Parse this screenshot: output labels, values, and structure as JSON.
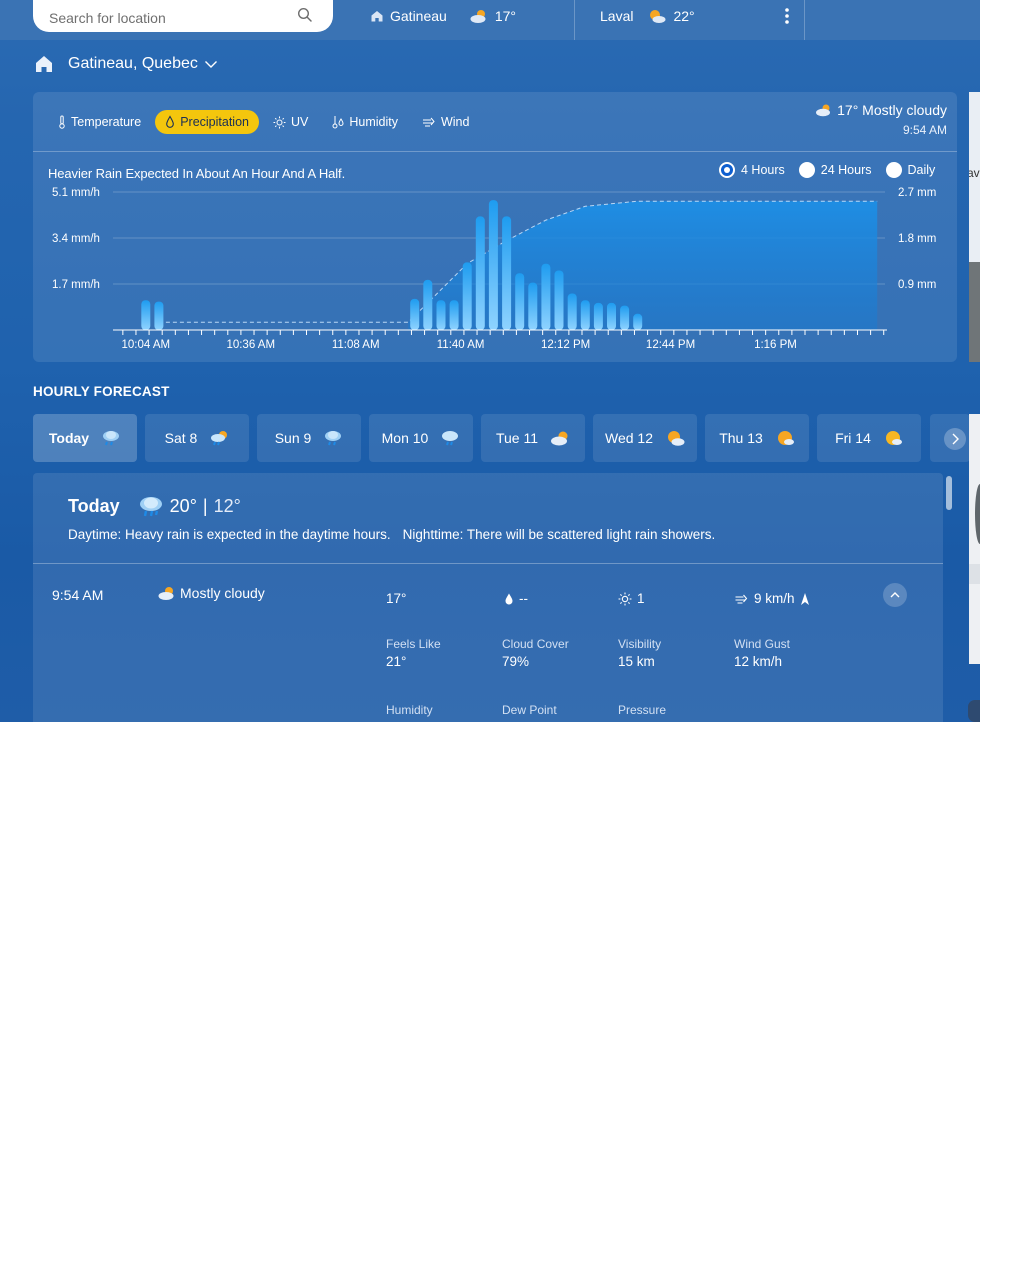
{
  "topbar": {
    "search_placeholder": "Search for location",
    "locations": [
      {
        "name": "Gatineau",
        "temp": "17°",
        "icon": "home-icon"
      },
      {
        "name": "Laval",
        "temp": "22°",
        "icon": "partly-sunny-icon"
      }
    ]
  },
  "header": {
    "location": "Gatineau, Quebec"
  },
  "tabs": [
    {
      "label": "Temperature",
      "icon": "thermometer-icon"
    },
    {
      "label": "Precipitation",
      "icon": "droplet-icon",
      "active": true
    },
    {
      "label": "UV",
      "icon": "sun-icon"
    },
    {
      "label": "Humidity",
      "icon": "humidity-icon"
    },
    {
      "label": "Wind",
      "icon": "wind-icon"
    }
  ],
  "current": {
    "condition": "17° Mostly cloudy",
    "time": "9:54 AM"
  },
  "chart": {
    "headline": "Heavier Rain Expected In About An Hour And A Half.",
    "ranges": [
      {
        "label": "4 Hours",
        "selected": true
      },
      {
        "label": "24 Hours",
        "selected": false
      },
      {
        "label": "Daily",
        "selected": false
      }
    ]
  },
  "chart_data": {
    "type": "bar",
    "title": "Heavier Rain Expected In About An Hour And A Half.",
    "x_ticks": [
      "10:04 AM",
      "10:36 AM",
      "11:08 AM",
      "11:40 AM",
      "12:12 PM",
      "12:44 PM",
      "1:16 PM"
    ],
    "y_left_ticks": [
      "5.1 mm/h",
      "3.4 mm/h",
      "1.7 mm/h"
    ],
    "y_left_values": [
      5.1,
      3.4,
      1.7
    ],
    "y_right_ticks": [
      "2.7 mm",
      "1.8 mm",
      "0.9 mm"
    ],
    "y_right_values": [
      2.7,
      1.8,
      0.9
    ],
    "ylim_left": [
      0,
      5.1
    ],
    "ylim_right": [
      0,
      2.7
    ],
    "x_minutes_range": [
      -3,
      233
    ],
    "bars_rate_mm_per_h": [
      {
        "t": 7,
        "v": 1.1
      },
      {
        "t": 11,
        "v": 1.05
      },
      {
        "t": 89,
        "v": 1.15
      },
      {
        "t": 93,
        "v": 1.85
      },
      {
        "t": 97,
        "v": 1.1
      },
      {
        "t": 101,
        "v": 1.1
      },
      {
        "t": 105,
        "v": 2.5
      },
      {
        "t": 109,
        "v": 4.2
      },
      {
        "t": 113,
        "v": 4.8
      },
      {
        "t": 117,
        "v": 4.2
      },
      {
        "t": 121,
        "v": 2.1
      },
      {
        "t": 125,
        "v": 1.75
      },
      {
        "t": 129,
        "v": 2.45
      },
      {
        "t": 133,
        "v": 2.2
      },
      {
        "t": 137,
        "v": 1.35
      },
      {
        "t": 141,
        "v": 1.1
      },
      {
        "t": 145,
        "v": 1.0
      },
      {
        "t": 149,
        "v": 1.0
      },
      {
        "t": 153,
        "v": 0.9
      },
      {
        "t": 157,
        "v": 0.6
      }
    ],
    "accumulation_mm": [
      {
        "t": 11,
        "v": 0.15
      },
      {
        "t": 87,
        "v": 0.15
      },
      {
        "t": 105,
        "v": 1.3
      },
      {
        "t": 117,
        "v": 1.75
      },
      {
        "t": 129,
        "v": 2.15
      },
      {
        "t": 141,
        "v": 2.42
      },
      {
        "t": 157,
        "v": 2.52
      },
      {
        "t": 230,
        "v": 2.52
      }
    ]
  },
  "hourly": {
    "title": "HOURLY FORECAST",
    "days": [
      {
        "label": "Today",
        "icon": "heavy-rain-icon",
        "active": true
      },
      {
        "label": "Sat 8",
        "icon": "rain-sun-icon"
      },
      {
        "label": "Sun 9",
        "icon": "heavy-rain-icon"
      },
      {
        "label": "Mon 10",
        "icon": "rain-cloud-icon"
      },
      {
        "label": "Tue 11",
        "icon": "mostly-cloudy-icon"
      },
      {
        "label": "Wed 12",
        "icon": "partly-sunny-icon"
      },
      {
        "label": "Thu 13",
        "icon": "mostly-sunny-icon"
      },
      {
        "label": "Fri 14",
        "icon": "mostly-sunny-icon"
      }
    ]
  },
  "summary": {
    "day": "Today",
    "high": "20°",
    "sep": "|",
    "low": "12°",
    "daytime": "Daytime: Heavy rain is expected in the daytime hours.",
    "nighttime": "Nighttime: There will be scattered light rain showers."
  },
  "hour": {
    "time": "9:54 AM",
    "condition": "Mostly cloudy",
    "temp": "17°",
    "precip": "--",
    "uv": "1",
    "wind": "9 km/h",
    "metrics": [
      {
        "label": "Feels Like",
        "value": "21°"
      },
      {
        "label": "Cloud Cover",
        "value": "79%"
      },
      {
        "label": "Visibility",
        "value": "15 km"
      },
      {
        "label": "Wind Gust",
        "value": "12 km/h"
      },
      {
        "label": "Humidity",
        "value": ""
      },
      {
        "label": "Dew Point",
        "value": ""
      },
      {
        "label": "Pressure",
        "value": ""
      }
    ]
  },
  "map": {
    "label": "av"
  },
  "colors": {
    "accent": "#f4c60d",
    "bar": "#1e9cf0",
    "radio": "#0d5fd0"
  }
}
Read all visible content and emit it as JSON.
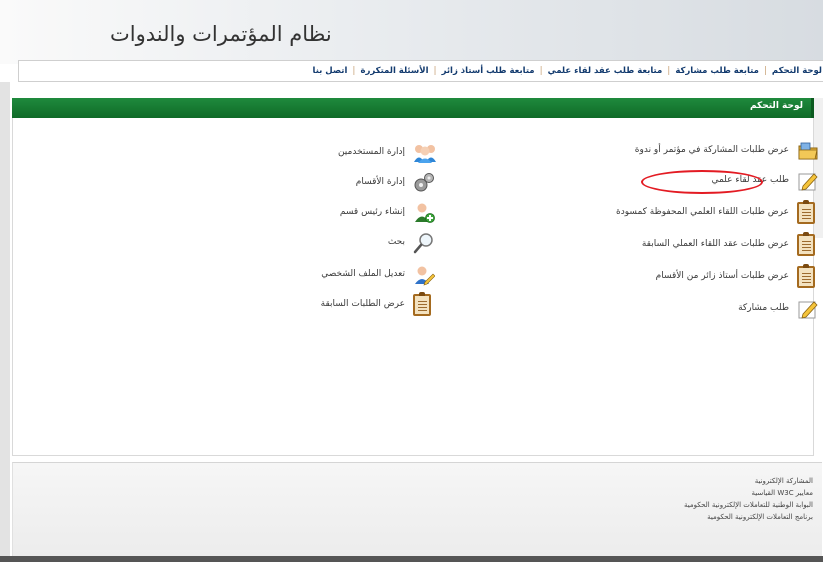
{
  "header": {
    "title": "نظام المؤتمرات والندوات"
  },
  "nav": [
    {
      "label": "لوحة التحكم"
    },
    {
      "label": "متابعة طلب مشاركة"
    },
    {
      "label": "متابعة طلب عقد لقاء علمي"
    },
    {
      "label": "متابعة طلب أستاذ زائر"
    },
    {
      "label": "الأسئلة المتكررة"
    },
    {
      "label": "اتصل بنا"
    }
  ],
  "panel": {
    "title": "لوحة التحكم"
  },
  "right_items": [
    {
      "label": "عرض طلبات المشاركة في مؤتمر أو ندوة",
      "icon": "folder-icon"
    },
    {
      "label": "طلب عقد لقاء علمي",
      "icon": "pencil-icon"
    },
    {
      "label": "عرض طلبات اللقاء العلمي المحفوظة كمسودة",
      "icon": "clipboard-icon"
    },
    {
      "label": "عرض طلبات عقد اللقاء العملي السابقة",
      "icon": "clipboard-icon"
    },
    {
      "label": "عرض طلبات أستاذ زائر من الأقسام",
      "icon": "clipboard-icon"
    },
    {
      "label": "طلب مشاركة",
      "icon": "pencil-icon"
    }
  ],
  "left_items": [
    {
      "label": "إدارة المستخدمين",
      "icon": "users-icon"
    },
    {
      "label": "إدارة الأقسام",
      "icon": "gears-icon"
    },
    {
      "label": "إنشاء رئيس قسم",
      "icon": "add-user-icon"
    },
    {
      "label": "بحث",
      "icon": "magnifier-icon"
    },
    {
      "label": "تعديل الملف الشخصي",
      "icon": "edit-profile-icon"
    },
    {
      "label": "عرض الطلبات السابقة",
      "icon": "clipboard-icon"
    }
  ],
  "footer": {
    "links": [
      "المشاركة الإلكترونية",
      "معايير W3C القياسية",
      "البوابة الوطنية للتعاملات الإلكترونية الحكومية",
      "برنامج التعاملات الإلكترونية الحكومية"
    ]
  },
  "colors": {
    "panel_green": "#127330",
    "highlight_red": "#e31b23",
    "nav_text": "#123a6e"
  }
}
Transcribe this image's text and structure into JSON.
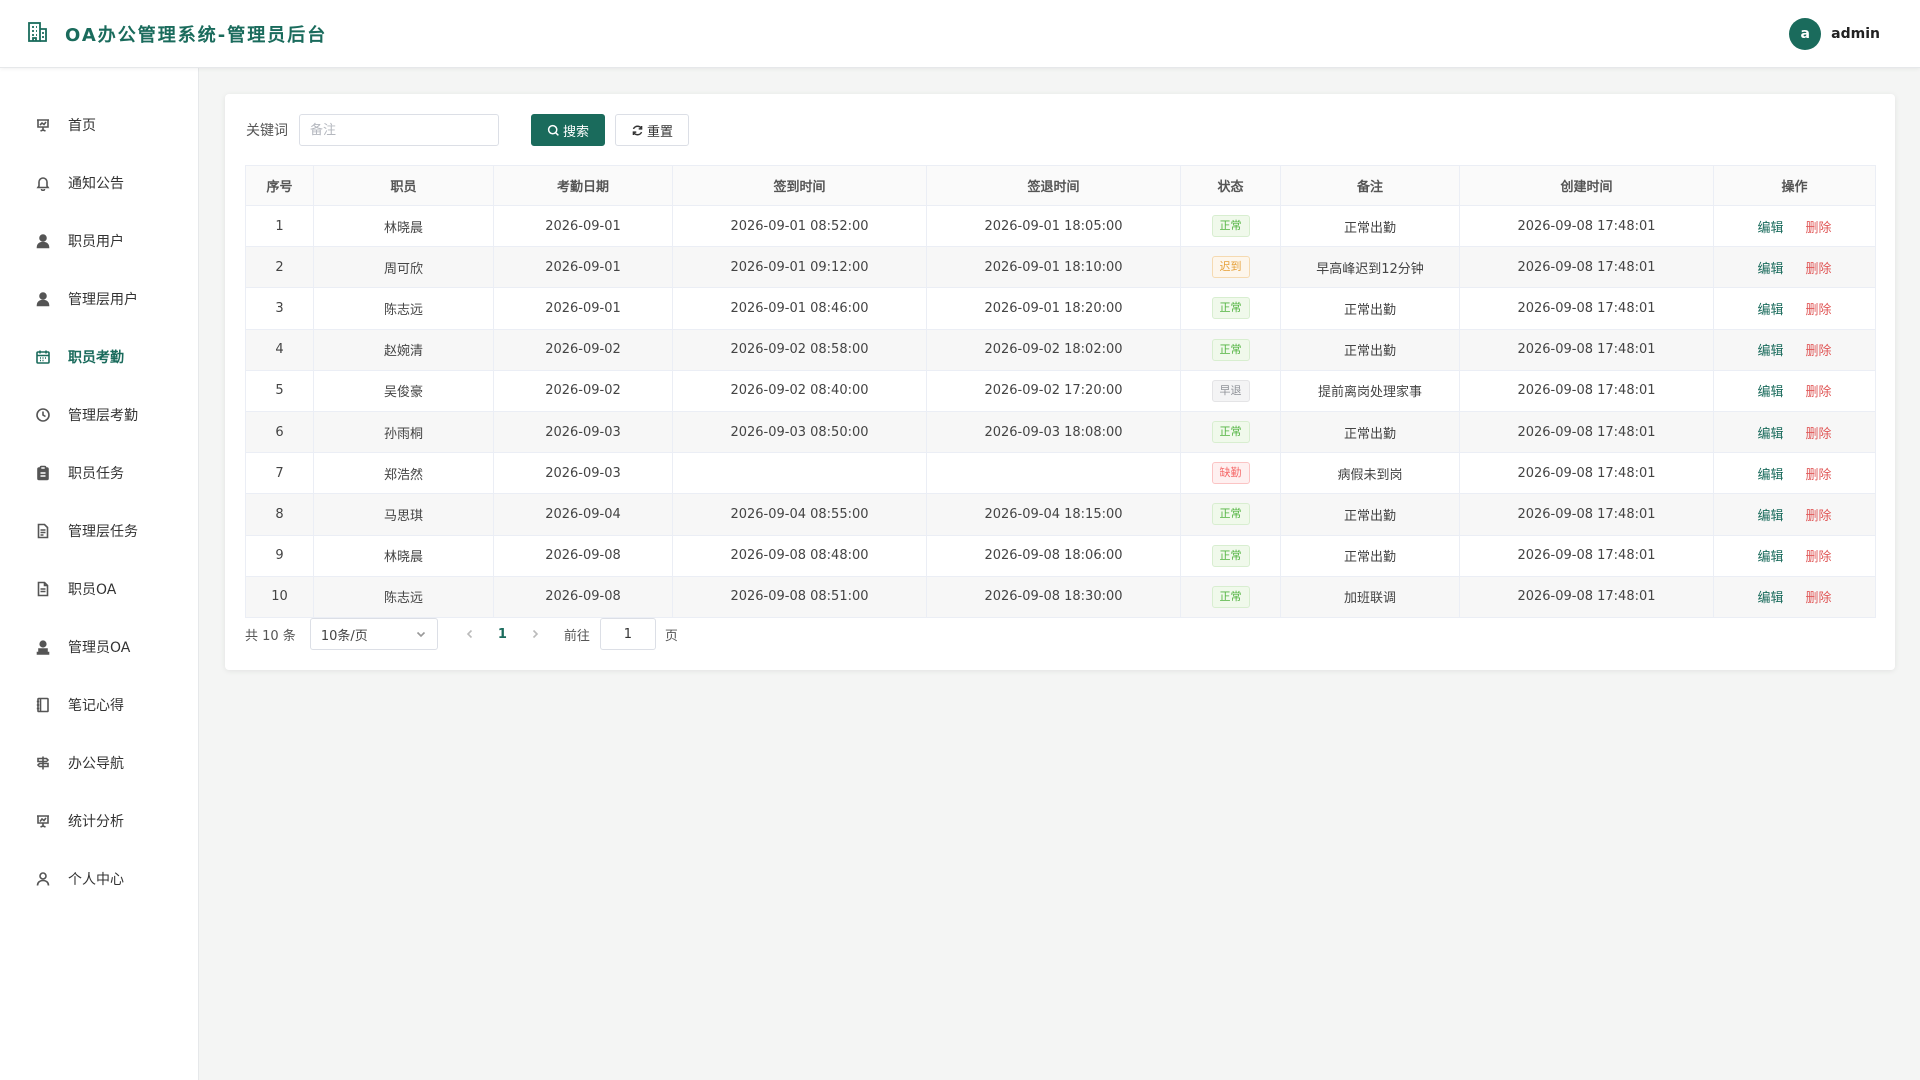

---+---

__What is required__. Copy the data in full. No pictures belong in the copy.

__Task output__.
Parse this screenshot: output labels, values, and structure as JSON.
{
  "topbar": {
    "search_placeholder": "Search for location",
    "locations": [
      {
        "name": "Gatineau",
        "temp": "17°",
        "icon": "home-icon"
      },
      {
        "name": "Laval",
        "temp": "22°",
        "icon": "partly-sunny-icon"
      }
    ]
  },
  "header": {
    "location": "Gatineau, Quebec"
  },
  "tabs": [
    {
      "label": "Temperature",
      "icon": "thermometer-icon"
    },
    {
      "label": "Precipitation",
      "icon": "droplet-icon",
      "active": true
    },
    {
      "label": "UV",
      "icon": "sun-icon"
    },
    {
      "label": "Humidity",
      "icon": "humidity-icon"
    },
    {
      "label": "Wind",
      "icon": "wind-icon"
    }
  ],
  "current": {
    "condition": "17° Mostly cloudy",
    "time": "9:54 AM"
  },
  "chart": {
    "headline": "Heavier Rain Expected In About An Hour And A Half.",
    "ranges": [
      {
        "label": "4 Hours",
        "selected": true
      },
      {
        "label": "24 Hours",
        "selected": false
      },
      {
        "label": "Daily",
        "selected": false
      }
    ]
  },
  "chart_data": {
    "type": "bar",
    "title": "Heavier Rain Expected In About An Hour And A Half.",
    "x_ticks": [
      "10:04 AM",
      "10:36 AM",
      "11:08 AM",
      "11:40 AM",
      "12:12 PM",
      "12:44 PM",
      "1:16 PM"
    ],
    "y_left_ticks": [
      "5.1 mm/h",
      "3.4 mm/h",
      "1.7 mm/h"
    ],
    "y_left_values": [
      5.1,
      3.4,
      1.7
    ],
    "y_right_ticks": [
      "2.7 mm",
      "1.8 mm",
      "0.9 mm"
    ],
    "y_right_values": [
      2.7,
      1.8,
      0.9
    ],
    "ylim_left": [
      0,
      5.1
    ],
    "ylim_right": [
      0,
      2.7
    ],
    "x_minutes_range": [
      -3,
      233
    ],
    "bars_rate_mm_per_h": [
      {
        "t": 7,
        "v": 1.1
      },
      {
        "t": 11,
        "v": 1.05
      },
      {
        "t": 89,
        "v": 1.15
      },
      {
        "t": 93,
        "v": 1.85
      },
      {
        "t": 97,
        "v": 1.1
      },
      {
        "t": 101,
        "v": 1.1
      },
      {
        "t": 105,
        "v": 2.5
      },
      {
        "t": 109,
        "v": 4.2
      },
      {
        "t": 113,
        "v": 4.8
      },
      {
        "t": 117,
        "v": 4.2
      },
      {
        "t": 121,
        "v": 2.1
      },
      {
        "t": 125,
        "v": 1.75
      },
      {
        "t": 129,
        "v": 2.45
      },
      {
        "t": 133,
        "v": 2.2
      },
      {
        "t": 137,
        "v": 1.35
      },
      {
        "t": 141,
        "v": 1.1
      },
      {
        "t": 145,
        "v": 1.0
      },
      {
        "t": 149,
        "v": 1.0
      },
      {
        "t": 153,
        "v": 0.9
      },
      {
        "t": 157,
        "v": 0.6
      }
    ],
    "accumulation_mm": [
      {
        "t": 11,
        "v": 0.15
      },
      {
        "t": 87,
        "v": 0.15
      },
      {
        "t": 105,
        "v": 1.3
      },
      {
        "t": 117,
        "v": 1.75
      },
      {
        "t": 129,
        "v": 2.15
      },
      {
        "t": 141,
        "v": 2.42
      },
      {
        "t": 157,
        "v": 2.52
      },
      {
        "t": 230,
        "v": 2.52
      }
    ]
  },
  "hourly": {
    "title": "HOURLY FORECAST",
    "days": [
      {
        "label": "Today",
        "icon": "heavy-rain-icon",
        "active": true
      },
      {
        "label": "Sat 8",
        "icon": "rain-sun-icon"
      },
      {
        "label": "Sun 9",
        "icon": "heavy-rain-icon"
      },
      {
        "label": "Mon 10",
        "icon": "rain-cloud-icon"
      },
      {
        "label": "Tue 11",
        "icon": "mostly-cloudy-icon"
      },
      {
        "label": "Wed 12",
        "icon": "partly-sunny-icon"
      },
      {
        "label": "Thu 13",
        "icon": "mostly-sunny-icon"
      },
      {
        "label": "Fri 14",
        "icon": "mostly-sunny-icon"
      }
    ]
  },
  "summary": {
    "day": "Today",
    "high": "20°",
    "sep": "|",
    "low": "12°",
    "daytime": "Daytime: Heavy rain is expected in the daytime hours.",
    "nighttime": "Nighttime: There will be scattered light rain showers."
  },
  "hour": {
    "time": "9:54 AM",
    "condition": "Mostly cloudy",
    "temp": "17°",
    "precip": "--",
    "uv": "1",
    "wind": "9 km/h",
    "metrics": [
      {
        "label": "Feels Like",
        "value": "21°"
      },
      {
        "label": "Cloud Cover",
        "value": "79%"
      },
      {
        "label": "Visibility",
        "value": "15 km"
      },
      {
        "label": "Wind Gust",
        "value": "12 km/h"
      },
      {
        "label": "Humidity",
        "value": ""
      },
      {
        "label": "Dew Point",
        "value": ""
      },
      {
        "label": "Pressure",
        "value": ""
      }
    ]
  },
  "map": {
    "label": "av"
  },
  "colors": {
    "accent": "#f4c60d",
    "bar": "#1e9cf0",
    "radio": "#0d5fd0"
  }
}
Read all visible content and emit it as JSON.
{
  "header": {
    "title": "نظام المؤتمرات والندوات"
  },
  "nav": [
    {
      "label": "لوحة التحكم"
    },
    {
      "label": "متابعة طلب مشاركة"
    },
    {
      "label": "متابعة طلب عقد لقاء علمي"
    },
    {
      "label": "متابعة طلب أستاذ زائر"
    },
    {
      "label": "الأسئلة المتكررة"
    },
    {
      "label": "اتصل بنا"
    }
  ],
  "panel": {
    "title": "لوحة التحكم"
  },
  "right_items": [
    {
      "label": "عرض طلبات المشاركة في مؤتمر أو ندوة",
      "icon": "folder-icon"
    },
    {
      "label": "طلب عقد لقاء علمي",
      "icon": "pencil-icon"
    },
    {
      "label": "عرض طلبات اللقاء العلمي المحفوظة كمسودة",
      "icon": "clipboard-icon"
    },
    {
      "label": "عرض طلبات عقد اللقاء العملي السابقة",
      "icon": "clipboard-icon"
    },
    {
      "label": "عرض طلبات أستاذ زائر من الأقسام",
      "icon": "clipboard-icon"
    },
    {
      "label": "طلب مشاركة",
      "icon": "pencil-icon"
    }
  ],
  "left_items": [
    {
      "label": "إدارة المستخدمين",
      "icon": "users-icon"
    },
    {
      "label": "إدارة الأقسام",
      "icon": "gears-icon"
    },
    {
      "label": "إنشاء رئيس قسم",
      "icon": "add-user-icon"
    },
    {
      "label": "بحث",
      "icon": "magnifier-icon"
    },
    {
      "label": "تعديل الملف الشخصي",
      "icon": "edit-profile-icon"
    },
    {
      "label": "عرض الطلبات السابقة",
      "icon": "clipboard-icon"
    }
  ],
  "footer": {
    "links": [
      "المشاركة الإلكترونية",
      "معايير W3C القياسية",
      "البوابة الوطنية للتعاملات الإلكترونية الحكومية",
      "برنامج التعاملات الإلكترونية الحكومية"
    ]
  },
  "colors": {
    "panel_green": "#127330",
    "highlight_red": "#e31b23",
    "nav_text": "#123a6e"
  }
}
Transcribe this image's text and structure into JSON.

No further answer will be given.